══ DATA LISTING ══

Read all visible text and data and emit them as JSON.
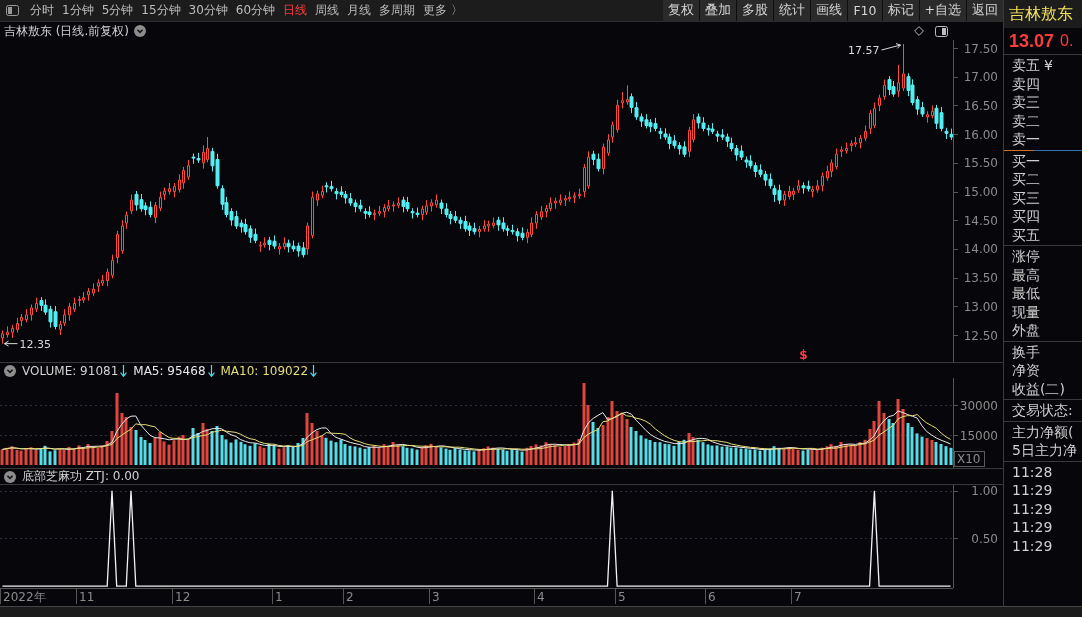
{
  "toolbar": {
    "periods": [
      {
        "label": "分时",
        "selected": false
      },
      {
        "label": "1分钟",
        "selected": false
      },
      {
        "label": "5分钟",
        "selected": false
      },
      {
        "label": "15分钟",
        "selected": false
      },
      {
        "label": "30分钟",
        "selected": false
      },
      {
        "label": "60分钟",
        "selected": false
      },
      {
        "label": "日线",
        "selected": true
      },
      {
        "label": "周线",
        "selected": false
      },
      {
        "label": "月线",
        "selected": false
      },
      {
        "label": "多周期",
        "selected": false
      },
      {
        "label": "更多 〉",
        "selected": false
      }
    ],
    "actions": [
      "复权",
      "叠加",
      "多股",
      "统计",
      "画线",
      "F10",
      "标记",
      "+自选",
      "返回"
    ]
  },
  "chart_header": {
    "title": "吉林敖东 (日线.前复权)"
  },
  "main_chart": {
    "price_axis": [
      "17.50",
      "17.00",
      "16.50",
      "16.00",
      "15.50",
      "15.00",
      "14.50",
      "14.00",
      "13.50",
      "13.00",
      "12.50"
    ],
    "high_label": "17.57",
    "low_label": "12.35",
    "event_marker": "$"
  },
  "volume_panel": {
    "indicators": [
      {
        "reading": ": 91081",
        "falling": true
      },
      {
        "reading": ": 95468",
        "falling": true
      },
      {
        "reading": ": 109022",
        "falling": true
      }
    ],
    "scale_label": "X10",
    "chart_data": {
      "type": "bar",
      "series": [
        {
          "name": "VOLUME",
          "values": [
            7800,
            8600,
            9400,
            7600,
            7200,
            8100,
            8900,
            7700,
            8400,
            9600,
            6800,
            7400,
            8300,
            7500,
            9100,
            8000,
            9800,
            9000,
            10500,
            9200,
            8600,
            9800,
            12000,
            17000,
            36000,
            26000,
            24000,
            19000,
            17500,
            14000,
            12500,
            11000,
            13500,
            16500,
            11800,
            10200,
            12400,
            14200,
            15000,
            13000,
            18500,
            16000,
            21000,
            18000,
            17000,
            19500,
            15000,
            12800,
            11200,
            12800,
            11600,
            10400,
            9600,
            10800,
            9400,
            8600,
            10600,
            9500,
            8200,
            8900,
            9900,
            9000,
            11000,
            13500,
            26000,
            21000,
            17000,
            14800,
            13600,
            12200,
            11400,
            12800,
            10500,
            9600,
            9300,
            8700,
            8100,
            8900,
            9500,
            8600,
            10400,
            9700,
            11500,
            10300,
            9400,
            8600,
            8300,
            7700,
            9100,
            9900,
            10600,
            9400,
            8800,
            8200,
            7600,
            8400,
            7800,
            7200,
            7300,
            6800,
            7700,
            8400,
            9300,
            8700,
            8200,
            7800,
            7100,
            7900,
            7400,
            6700,
            8600,
            9500,
            10300,
            9800,
            11400,
            10600,
            9900,
            9100,
            9600,
            10500,
            11200,
            13000,
            41000,
            30000,
            21500,
            18500,
            20000,
            24000,
            32000,
            27000,
            26000,
            23000,
            19000,
            17000,
            14800,
            13200,
            12500,
            11500,
            11400,
            10600,
            10400,
            9600,
            11500,
            12600,
            16000,
            14000,
            12600,
            11400,
            10300,
            9700,
            9800,
            9200,
            9300,
            8700,
            8800,
            8200,
            8300,
            7700,
            7800,
            7200,
            7700,
            8300,
            9400,
            8600,
            8200,
            8800,
            8300,
            7700,
            7200,
            7800,
            8400,
            7600,
            8700,
            9400,
            10400,
            9600,
            11500,
            10500,
            10300,
            9700,
            11500,
            12600,
            18000,
            22000,
            32000,
            26000,
            23000,
            21000,
            33000,
            28000,
            21000,
            19000,
            15800,
            14200,
            13500,
            12500,
            11500,
            10500,
            9400,
            8600
          ],
          "colors": [
            "#e0463c",
            "#e0463c",
            "#e0463c",
            "#e0463c",
            "#e0463c",
            "#e0463c",
            "#e0463c",
            "#e0463c",
            "#56dde8",
            "#56dde8",
            "#56dde8",
            "#56dde8",
            "#e0463c",
            "#e0463c",
            "#e0463c",
            "#e0463c",
            "#e0463c",
            "#e0463c",
            "#e0463c",
            "#e0463c",
            "#e0463c",
            "#e0463c",
            "#e0463c",
            "#e0463c",
            "#e0463c",
            "#e0463c",
            "#e0463c",
            "#e0463c",
            "#56dde8",
            "#56dde8",
            "#56dde8",
            "#56dde8",
            "#e0463c",
            "#e0463c",
            "#e0463c",
            "#e0463c",
            "#e0463c",
            "#e0463c",
            "#e0463c",
            "#e0463c",
            "#56dde8",
            "#56dde8",
            "#e0463c",
            "#e0463c",
            "#56dde8",
            "#56dde8",
            "#56dde8",
            "#56dde8",
            "#56dde8",
            "#56dde8",
            "#56dde8",
            "#56dde8",
            "#56dde8",
            "#56dde8",
            "#e0463c",
            "#e0463c",
            "#56dde8",
            "#56dde8",
            "#e0463c",
            "#e0463c",
            "#56dde8",
            "#56dde8",
            "#56dde8",
            "#56dde8",
            "#e0463c",
            "#e0463c",
            "#e0463c",
            "#e0463c",
            "#56dde8",
            "#56dde8",
            "#56dde8",
            "#56dde8",
            "#56dde8",
            "#56dde8",
            "#56dde8",
            "#56dde8",
            "#56dde8",
            "#56dde8",
            "#e0463c",
            "#e0463c",
            "#e0463c",
            "#e0463c",
            "#e0463c",
            "#e0463c",
            "#56dde8",
            "#56dde8",
            "#56dde8",
            "#56dde8",
            "#e0463c",
            "#e0463c",
            "#e0463c",
            "#e0463c",
            "#56dde8",
            "#56dde8",
            "#56dde8",
            "#56dde8",
            "#56dde8",
            "#56dde8",
            "#56dde8",
            "#56dde8",
            "#e0463c",
            "#e0463c",
            "#e0463c",
            "#e0463c",
            "#56dde8",
            "#56dde8",
            "#56dde8",
            "#56dde8",
            "#56dde8",
            "#56dde8",
            "#e0463c",
            "#e0463c",
            "#e0463c",
            "#e0463c",
            "#e0463c",
            "#e0463c",
            "#e0463c",
            "#e0463c",
            "#e0463c",
            "#e0463c",
            "#e0463c",
            "#e0463c",
            "#e0463c",
            "#e0463c",
            "#56dde8",
            "#56dde8",
            "#e0463c",
            "#e0463c",
            "#e0463c",
            "#e0463c",
            "#e0463c",
            "#e0463c",
            "#56dde8",
            "#56dde8",
            "#56dde8",
            "#56dde8",
            "#56dde8",
            "#56dde8",
            "#56dde8",
            "#56dde8",
            "#56dde8",
            "#56dde8",
            "#56dde8",
            "#56dde8",
            "#e0463c",
            "#e0463c",
            "#56dde8",
            "#56dde8",
            "#56dde8",
            "#56dde8",
            "#56dde8",
            "#56dde8",
            "#56dde8",
            "#56dde8",
            "#56dde8",
            "#56dde8",
            "#56dde8",
            "#56dde8",
            "#56dde8",
            "#56dde8",
            "#56dde8",
            "#56dde8",
            "#56dde8",
            "#56dde8",
            "#e0463c",
            "#e0463c",
            "#e0463c",
            "#e0463c",
            "#56dde8",
            "#56dde8",
            "#e0463c",
            "#e0463c",
            "#e0463c",
            "#e0463c",
            "#e0463c",
            "#e0463c",
            "#e0463c",
            "#e0463c",
            "#e0463c",
            "#e0463c",
            "#e0463c",
            "#e0463c",
            "#e0463c",
            "#e0463c",
            "#e0463c",
            "#e0463c",
            "#56dde8",
            "#56dde8",
            "#e0463c",
            "#e0463c",
            "#56dde8",
            "#56dde8",
            "#56dde8",
            "#56dde8",
            "#e0463c",
            "#e0463c",
            "#56dde8",
            "#56dde8",
            "#56dde8",
            "#56dde8"
          ]
        },
        {
          "name": "MA5",
          "type": "line",
          "color": "#e8e8e8",
          "values": [
            7800,
            8200,
            8600,
            8400,
            8100,
            8200,
            8200,
            7900,
            8100,
            8500,
            8300,
            8000,
            8100,
            7900,
            7800,
            8100,
            8500,
            8700,
            9300,
            9300,
            9400,
            9400,
            10000,
            11300,
            16700,
            20200,
            23000,
            24400,
            24500,
            20100,
            17400,
            14800,
            13700,
            13500,
            13100,
            12600,
            12900,
            13000,
            12700,
            13000,
            14600,
            15300,
            16700,
            17300,
            18100,
            18300,
            18100,
            16500,
            15100,
            14300,
            12700,
            11800,
            11100,
            11000,
            10400,
            9800,
            9800,
            9800,
            9300,
            9200,
            9400,
            9100,
            9400,
            10500,
            13900,
            16100,
            17700,
            18500,
            18500,
            15700,
            13800,
            13000,
            12100,
            11300,
            10700,
            10200,
            9200,
            8900,
            8900,
            8800,
            9100,
            9400,
            9900,
            10100,
            10300,
            9900,
            9600,
            8900,
            8600,
            8700,
            9100,
            9300,
            9600,
            9400,
            8900,
            8500,
            8200,
            7800,
            7700,
            7500,
            7400,
            7500,
            7900,
            8200,
            8500,
            8500,
            8200,
            7900,
            7700,
            7400,
            7500,
            8000,
            8500,
            9000,
            9900,
            10300,
            10400,
            10200,
            10100,
            9900,
            10100,
            10700,
            17100,
            21100,
            23300,
            24800,
            26200,
            22800,
            23200,
            24300,
            25800,
            26400,
            25400,
            22400,
            20000,
            17400,
            15300,
            13800,
            12700,
            11800,
            11300,
            10700,
            10700,
            10900,
            12000,
            12700,
            13300,
            13300,
            12900,
            11600,
            10800,
            10100,
            9700,
            9300,
            9200,
            8800,
            8700,
            8300,
            8200,
            7800,
            7700,
            7700,
            8100,
            8200,
            8400,
            8700,
            8700,
            8300,
            8000,
            8000,
            7900,
            7700,
            7900,
            8400,
            8900,
            9100,
            9900,
            10300,
            10500,
            10300,
            10700,
            10900,
            12400,
            14800,
            19200,
            22100,
            24200,
            24800,
            27000,
            26200,
            25200,
            24400,
            23400,
            19600,
            16700,
            15000,
            13500,
            12400,
            11500,
            10500
          ]
        },
        {
          "name": "MA10",
          "type": "line",
          "color": "#e6df72",
          "values": [
            7800,
            8200,
            8600,
            8400,
            8100,
            8100,
            8200,
            8200,
            8200,
            8400,
            8300,
            7900,
            8100,
            8200,
            8100,
            8000,
            8300,
            8300,
            8600,
            8700,
            9000,
            9100,
            9700,
            10300,
            13100,
            14800,
            16500,
            17900,
            20600,
            20100,
            20200,
            19600,
            19100,
            16800,
            15200,
            13700,
            13300,
            13300,
            12900,
            12800,
            13800,
            14200,
            14700,
            15100,
            16400,
            16800,
            17400,
            16900,
            16600,
            16300,
            15400,
            14100,
            13100,
            12700,
            11500,
            10800,
            10500,
            10400,
            9800,
            9500,
            9600,
            9400,
            9300,
            9800,
            11700,
            12600,
            13600,
            14500,
            16200,
            15900,
            15800,
            15700,
            15300,
            13500,
            12300,
            11600,
            10700,
            10100,
            9800,
            9500,
            9200,
            9200,
            9400,
            9400,
            9700,
            9700,
            9800,
            9500,
            9400,
            9300,
            9400,
            9100,
            9100,
            9100,
            9000,
            8900,
            8900,
            8600,
            8300,
            8000,
            7800,
            7700,
            7800,
            7800,
            7900,
            8000,
            8100,
            8100,
            8100,
            7900,
            7900,
            8000,
            8100,
            8200,
            8700,
            9200,
            9500,
            9600,
            10000,
            10100,
            10200,
            10400,
            13600,
            15500,
            16700,
            17700,
            21600,
            22000,
            23300,
            24600,
            26000,
            24600,
            24300,
            23400,
            22900,
            21900,
            20400,
            18100,
            16300,
            14600,
            13300,
            12300,
            11700,
            11400,
            11700,
            11700,
            12000,
            12100,
            12400,
            12200,
            12100,
            11700,
            11300,
            10500,
            10000,
            9500,
            9200,
            8800,
            8700,
            8300,
            8200,
            8000,
            8100,
            8000,
            8100,
            8200,
            8400,
            8300,
            8200,
            8300,
            8300,
            8000,
            8000,
            8200,
            8400,
            8400,
            8900,
            9300,
            9700,
            9700,
            10300,
            10600,
            11400,
            12500,
            15000,
            16500,
            18300,
            19800,
            23100,
            24200,
            24700,
            24600,
            25200,
            22900,
            21000,
            19700,
            18400,
            16000,
            14100,
            12800
          ]
        }
      ],
      "ylim": [
        -1500,
        43500
      ],
      "yticks": [
        {
          "value": 15000,
          "label": "15000"
        },
        {
          "value": 30000,
          "label": "30000"
        }
      ]
    }
  },
  "indicator_panel": {
    "title": "底部芝麻功 ZTJ: 0.00",
    "chart_data": {
      "type": "line",
      "values": [
        0,
        0,
        0,
        0,
        0,
        0,
        0,
        0,
        0,
        0,
        0,
        0,
        0,
        0,
        0,
        0,
        0,
        0,
        0,
        0,
        0,
        0,
        0,
        1,
        0,
        0,
        0,
        1,
        0,
        0,
        0,
        0,
        0,
        0,
        0,
        0,
        0,
        0,
        0,
        0,
        0,
        0,
        0,
        0,
        0,
        0,
        0,
        0,
        0,
        0,
        0,
        0,
        0,
        0,
        0,
        0,
        0,
        0,
        0,
        0,
        0,
        0,
        0,
        0,
        0,
        0,
        0,
        0,
        0,
        0,
        0,
        0,
        0,
        0,
        0,
        0,
        0,
        0,
        0,
        0,
        0,
        0,
        0,
        0,
        0,
        0,
        0,
        0,
        0,
        0,
        0,
        0,
        0,
        0,
        0,
        0,
        0,
        0,
        0,
        0,
        0,
        0,
        0,
        0,
        0,
        0,
        0,
        0,
        0,
        0,
        0,
        0,
        0,
        0,
        0,
        0,
        0,
        0,
        0,
        0,
        0,
        0,
        0,
        0,
        0,
        0,
        0,
        0,
        1,
        0,
        0,
        0,
        0,
        0,
        0,
        0,
        0,
        0,
        0,
        0,
        0,
        0,
        0,
        0,
        0,
        0,
        0,
        0,
        0,
        0,
        0,
        0,
        0,
        0,
        0,
        0,
        0,
        0,
        0,
        0,
        0,
        0,
        0,
        0,
        0,
        0,
        0,
        0,
        0,
        0,
        0,
        0,
        0,
        0,
        0,
        0,
        0,
        0,
        0,
        0,
        0,
        0,
        0,
        1,
        0,
        0,
        0,
        0,
        0,
        0,
        0,
        0,
        0,
        0,
        0,
        0,
        0,
        0,
        0,
        0
      ],
      "ylim": [
        -0.02,
        1.06
      ],
      "yticks": [
        {
          "value": 0.5,
          "label": "0.50"
        },
        {
          "value": 1,
          "label": "1.00"
        }
      ]
    }
  },
  "time_axis": {
    "labels": [
      "2022年",
      "11",
      "12",
      "1",
      "2",
      "3",
      "4",
      "5",
      "6",
      "7"
    ]
  },
  "quote_panel": {
    "stock_name": "吉林敖东",
    "price": "13.07",
    "change": "0.",
    "sell_levels": [
      {
        "label": "卖五",
        "suffix": "¥"
      },
      {
        "label": "卖四"
      },
      {
        "label": "卖三"
      },
      {
        "label": "卖二"
      },
      {
        "label": "卖一"
      }
    ],
    "buy_levels": [
      "买一",
      "买二",
      "买三",
      "买四",
      "买五"
    ],
    "stats": [
      "涨停",
      "最高",
      "最低",
      "现量",
      "外盘"
    ],
    "fundamentals": [
      "换手",
      "净资",
      "收益(二)"
    ],
    "trade_status": "交易状态:",
    "capital_flow": [
      "主力净额(",
      "5日主力净"
    ],
    "trade_times": [
      "11:28",
      "11:29",
      "11:29",
      "11:29",
      "11:29"
    ]
  }
}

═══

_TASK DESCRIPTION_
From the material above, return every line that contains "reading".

_COMPLETED EXERCISE_
        "reading": ": 91081",
        "reading": ": 95468",
        "reading": ": 109022",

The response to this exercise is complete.